Carbon Footprints Precede Real Footprints
But that happens to be the case when it comes to the inhospitable frozen wasteland that is Antarctica according to a new study conducted by an international team of scientists led by Joe McConnell of Reno, Nevada's Desert Research Institute (DRI). Indeed, Norwegian pioneer Roald Amundsen became the first man to set foot on the shores of the South Pole in late 1911, but traces of lead pollution actually made it to the southernmost continent two decades earlier thanks to a myriad of industrial activities including early mining, smelting, and burning of fossil fuels in areas of Australia.
Using data from 16 ice cores collected from widely spaced locations around Antarctica, including the South Pole itself, the DRI team created the most accurate and precise reconstruction of lead pollution on the Earth’s southern region to date. The new record, described in an article published in the online edition of the Nature journal Scientific Reports, spans a 410-year period from 1600 to 2010 A.D.

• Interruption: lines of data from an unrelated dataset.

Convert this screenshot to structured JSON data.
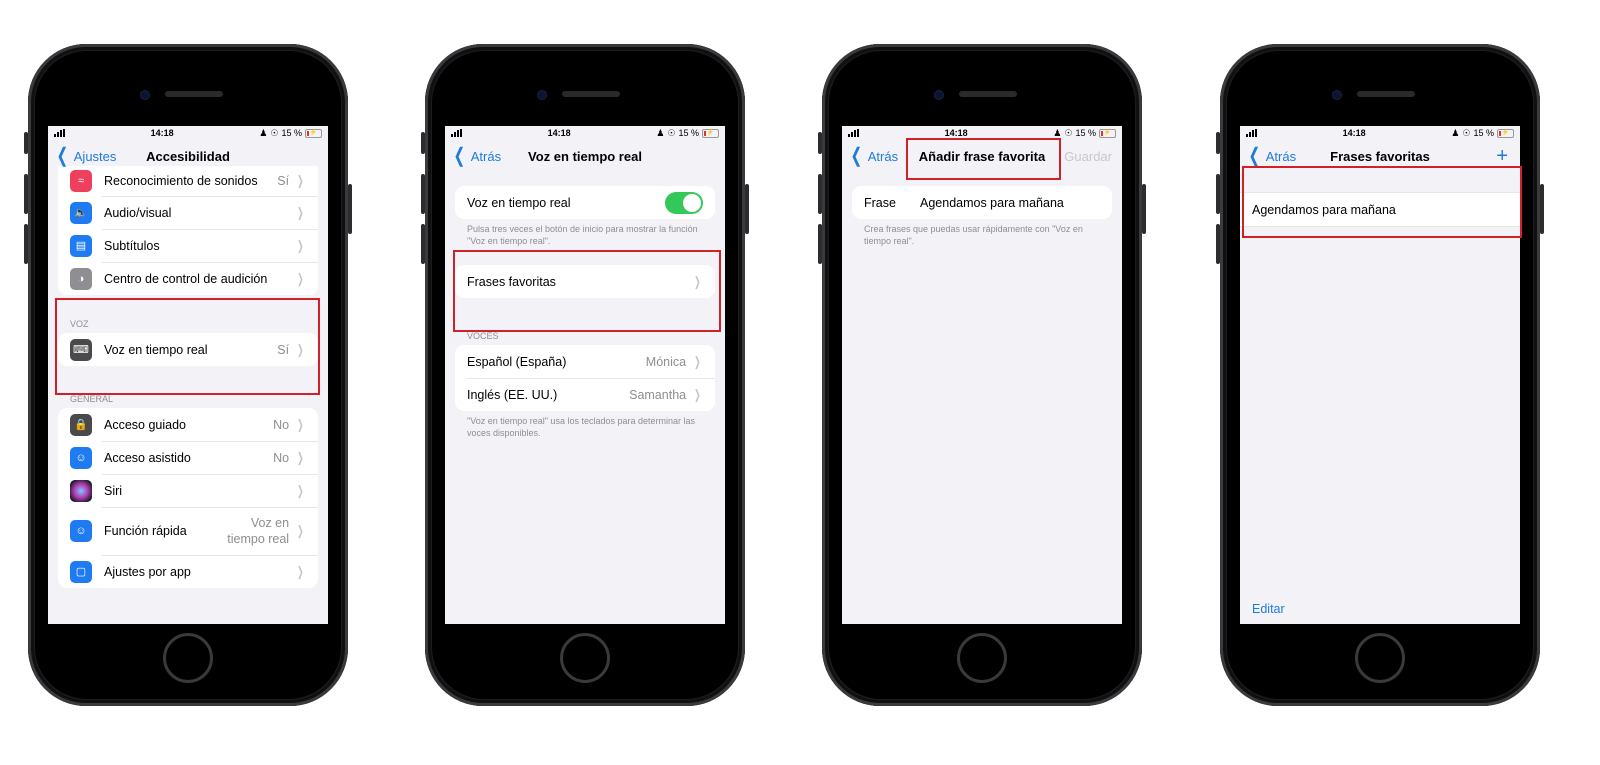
{
  "status_bar": {
    "time": "14:18",
    "battery": "15 %"
  },
  "screen1": {
    "nav": {
      "back": "Ajustes",
      "title": "Accesibilidad"
    },
    "top_items": [
      {
        "label": "Reconocimiento de sonidos",
        "value": "Sí",
        "icon": "sound-recognition-icon",
        "color": "#ee3f5d"
      },
      {
        "label": "Audio/visual",
        "value": "",
        "icon": "audio-visual-icon",
        "color": "#1e7bf2"
      },
      {
        "label": "Subtítulos",
        "value": "",
        "icon": "subtitles-icon",
        "color": "#1e7bf2"
      },
      {
        "label": "Centro de control de audición",
        "value": "",
        "icon": "hearing-control-icon",
        "color": "#8e8e93"
      }
    ],
    "voz_header": "VOZ",
    "voz_item": {
      "label": "Voz en tiempo real",
      "value": "Sí",
      "icon": "keyboard-speech-icon",
      "color": "#4a4a4c"
    },
    "general_header": "GENERAL",
    "general_items": [
      {
        "label": "Acceso guiado",
        "value": "No",
        "icon": "lock-icon",
        "color": "#4a4a4c"
      },
      {
        "label": "Acceso asistido",
        "value": "No",
        "icon": "accessibility-icon",
        "color": "#1e7bf2"
      },
      {
        "label": "Siri",
        "value": "",
        "icon": "siri-icon",
        "color": "#3a2a4a"
      },
      {
        "label": "Función rápida",
        "value": "Voz en tiempo real",
        "icon": "accessibility-shortcut-icon",
        "color": "#1e7bf2"
      },
      {
        "label": "Ajustes por app",
        "value": "",
        "icon": "per-app-settings-icon",
        "color": "#1e7bf2"
      }
    ]
  },
  "screen2": {
    "nav": {
      "back": "Atrás",
      "title": "Voz en tiempo real"
    },
    "toggle_label": "Voz en tiempo real",
    "toggle_on": true,
    "toggle_footer": "Pulsa tres veces el botón de inicio para mostrar la función \"Voz en tiempo real\".",
    "favorites_label": "Frases favoritas",
    "voices_header": "VOCES",
    "voices": [
      {
        "label": "Español (España)",
        "value": "Mónica"
      },
      {
        "label": "Inglés (EE. UU.)",
        "value": "Samantha"
      }
    ],
    "voices_footer": "\"Voz en tiempo real\" usa los teclados para determinar las voces disponibles."
  },
  "screen3": {
    "nav": {
      "back": "Atrás",
      "title": "Añadir frase favorita",
      "save": "Guardar"
    },
    "field_label": "Frase",
    "field_value": "Agendamos para mañana",
    "footer": "Crea frases que puedas usar rápidamente con \"Voz en tiempo real\"."
  },
  "screen4": {
    "nav": {
      "back": "Atrás",
      "title": "Frases favoritas",
      "add": "+"
    },
    "phrases": [
      "Agendamos para mañana"
    ],
    "edit": "Editar"
  },
  "colors": {
    "accent": "#1e7bdc",
    "highlight": "#d0202a",
    "toggle_on": "#34c759"
  }
}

According to another recent article by ClickGreen Staff and Environmental New Network, “All measurements of lead and other chemicals used in this study were made using DRI's unique continuous ice core analytical system. Low background atmospheric concentrations, together with well-known and often distinct isotopic characteristics of industrial sources make lead an ideal tracer of industrial pollution.”

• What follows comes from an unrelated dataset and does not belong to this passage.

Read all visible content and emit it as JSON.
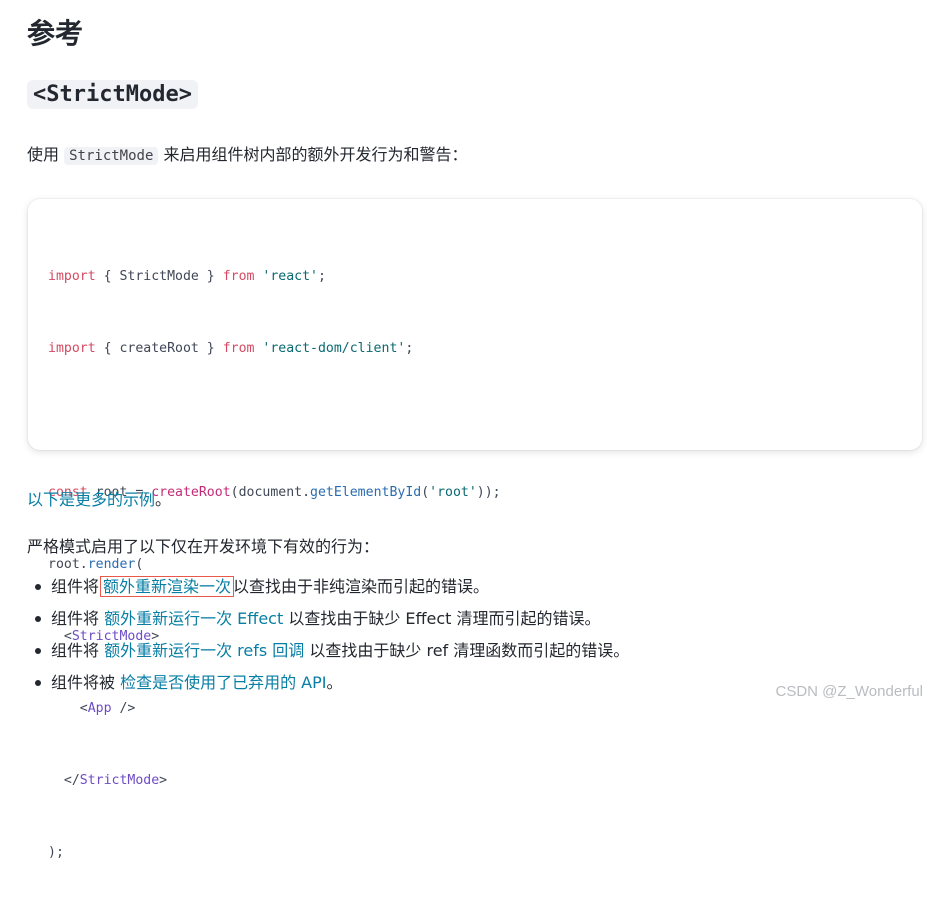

"Lead is a toxic heavy metal with strong potential to harm ecosystems," said co-author Paul Vallelonga of the University of Copenhagen. "While concentrations measured in Antarctic ice cores are very low, the records show that atmospheric concentrations and deposition rates increased approximately six-fold in the late 1880's, coincident with the start of mining at Broken Hill in southern Australia and smelting at nearby Port Pirie."
"It is very clear that industrial lead contamination was pervasive throughout Antarctica by the late 19th century, more than two decades before the first explorers made it to the South Pole," he added. "The idea that Amundsen and Scott were traveling over snow that clearly was contaminated by lead from smelting and mining in Australia, and that lead pollution at that time was nearly as high as any time ever since, is surprising to say the least."